Once a national destination for both its pork and beer production, around the turn of the 20th century, Cincinnati fell off the culinary travel radar. Nearly 100 years later, however, it’s experiencing a true culinary renaissance, attracting and keeping world-class chefs who are invigorating the city with fresh ideas for restaurants and unique bars.
Likewise, the city was at one time struggling to find a new workforce. Now, it’s drawing millennials by the hordes, intrigued by the startup-friendly city’s new initiatives that embrace up-and-coming businesses and soon-to-be-locals.
Travelers also are starting to understand all that Cincinnati, in its strategic, edge-of-the-Midwest location, offers. From food to shopping, sports to the great outdoors, there’s new and exciting options popping up everywhere you look.
A historic neighborhood that’s really come into its own over the last decade, Over-the-Rhine (or OTR for short) offers a little bit of everything. You’ll find local boutiques selling collectible prints, plants, jewelry and clothes; spectacular restaurants; arts and cultural events and more. Washington Park provides a beautiful setting for a stroll or one of their many free events, from outdoor movies to live music to group fitness activities. It’s also right next to Cincinnati Music Hall, newly refurbished and hosting world-class performances on a regular basis. Findlay Market is a can’t-miss, as the oldest continuously running market in the state, and also where you can find lots of regional foodie favorites. Plus, the breweries on this side of town are aplenty.
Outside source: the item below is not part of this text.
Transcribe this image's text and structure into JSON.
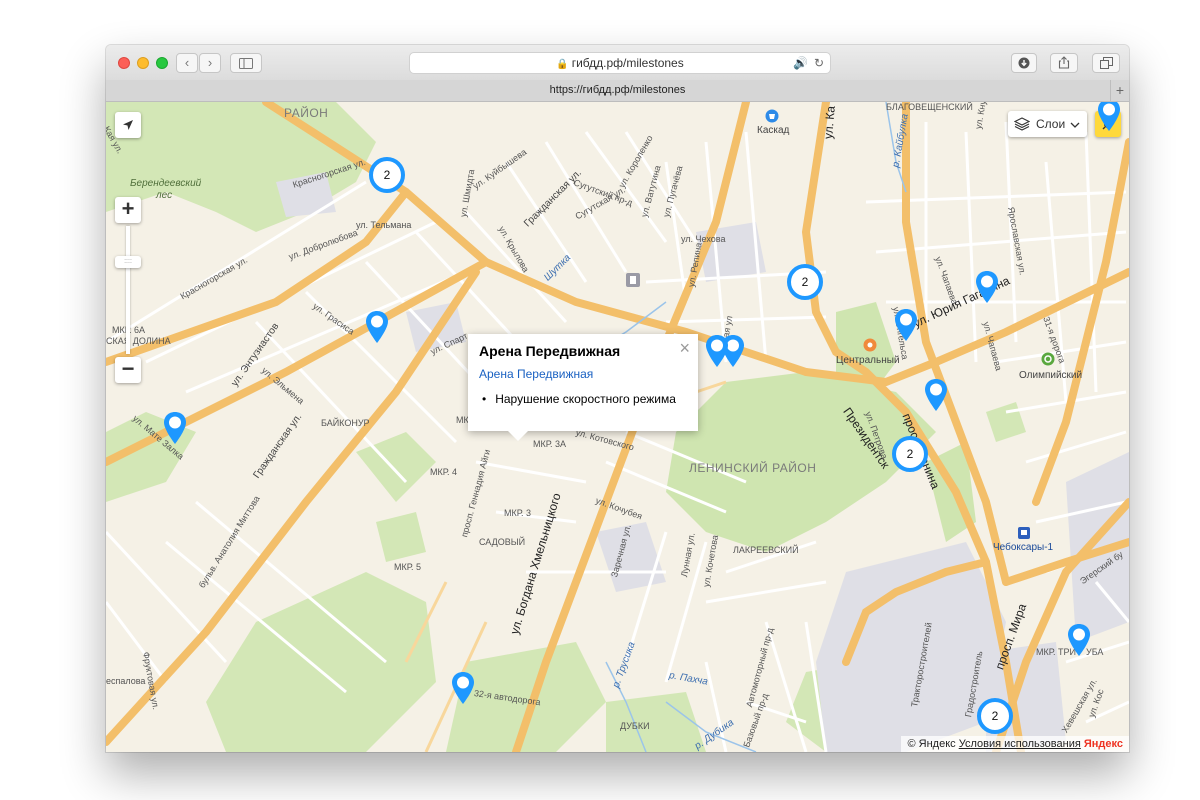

The central business district of the city, downtown Cincinnati has seen a surge in new attractions. Once a part of town that only hustled and bustled Monday-Friday, 9-5, it now draws both travelers and city locals for its recreation. See the Cincinnati Reds play during baseball season, or catch a football game when the Bengals are in town. Stop by Fountain Square, if not for the live music and nearby restaurants, at least to snap a great Instagram pic of the dramatic fountain. Beyond the “fun stuff,” the neighborhood is also home to several higher end hotels.
While Over-the-Rhine and downtown Cincinnati have experienced their rebirths, Walnut Hills is in the first gentle stages of rediscovering itself. Still a little quiet, but with plenty of charm to offer, it’s home to boutiques, antique stores and unique dining. Most certainly one of the more inventive dining spots is Myrtle’s Punch House, created by mixologist and Cincinnati sweetheart Molly Wellmann, who’s been making her mark on the mixology scene for years.
Further out in the suburbs of Cincinnati lies Camp Washington, quite possibly best known for the chili parlor that took its name — Camp Washington Chili. While Cincinnati chili, with its Greek influence and strict regional following is a worthy experience, there’s more here than the food. One of the other highlights in the area is the American Sign Museum, dedicated to the history of signs in the United States, a journey that’s more riveting than you might initially think.